This past week has been all about Aimee and I getting to know each other. It’s been both emotional and exhausting. It’s been all about highs and lows. I’d forgotten the details of how it is to train with a new guide dog, but I love it.
We did our first proper walk together on Wednesday afternoon. It was a couple of laps of Lambton Park. She was fantastic, I lost count of the number of dogs in the vicinity, but Aimee just dismissed them all as unimportant.
The highlight came when we were coming to the end of our first lap and we came on a guide dog puppy preschool session in progress. Aimee’s response can be described best as one of a rockstar accepting the adoration of her fans.
I’ve been telling her ever since that all those guide dog puppies will be dreaming of growing up to be her.
One of the most important things to develop with a new guide dog, is trust. It’s one of the reasons I’ve always tried to have a gap between my dogs, it makes it easier to bond with the new dog and results, for me at least, less comparison between the old and new. It’s this bonding process that makes it so important for others to keep their distance and not interact with her while we are getting to know one another.
This week is the first time we’ve been in to Art Mania for regular classes. It was mosaics and pottery today and Aimee lay comfortably on her bed under my table in the pottery area. Out of the way, but able to observe what was going on. She wouldn’t have been able to fit last term, but the renovations out the back have created more space and a more practical layout. If you haven’t been out to see it, you really should.
I want to take this opportunity to thank everyone, students and staff for your understanding and support for myself and Aimee.
I know many of you read my last post and took the message on board. There have also been others, particularly new people who have asked me what’s right and wrong in regards to a guide dog. You all have no idea just how much I appreciate all of you. One of the hardest things to deal with when you have a guide dog and are out in the public, is when people reach out and pat the dog without asking.

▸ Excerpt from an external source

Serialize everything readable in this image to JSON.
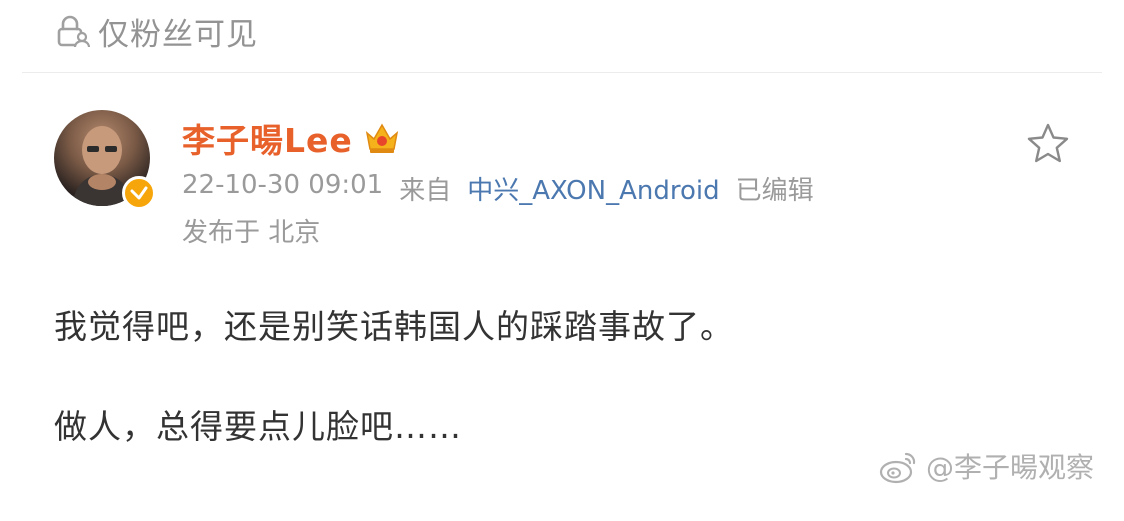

Worse are the ones who say “oh I know I’m not supposed to ….” So thank you all so very much.
Not being able to talk to Aimee, doesn’t mean you can’t talk to me. So, please, feel free to say hi and ask any questions you might have about the journey Aimee and I are on, or anything else you have been curious about, but didn’t feel comfortable asking me.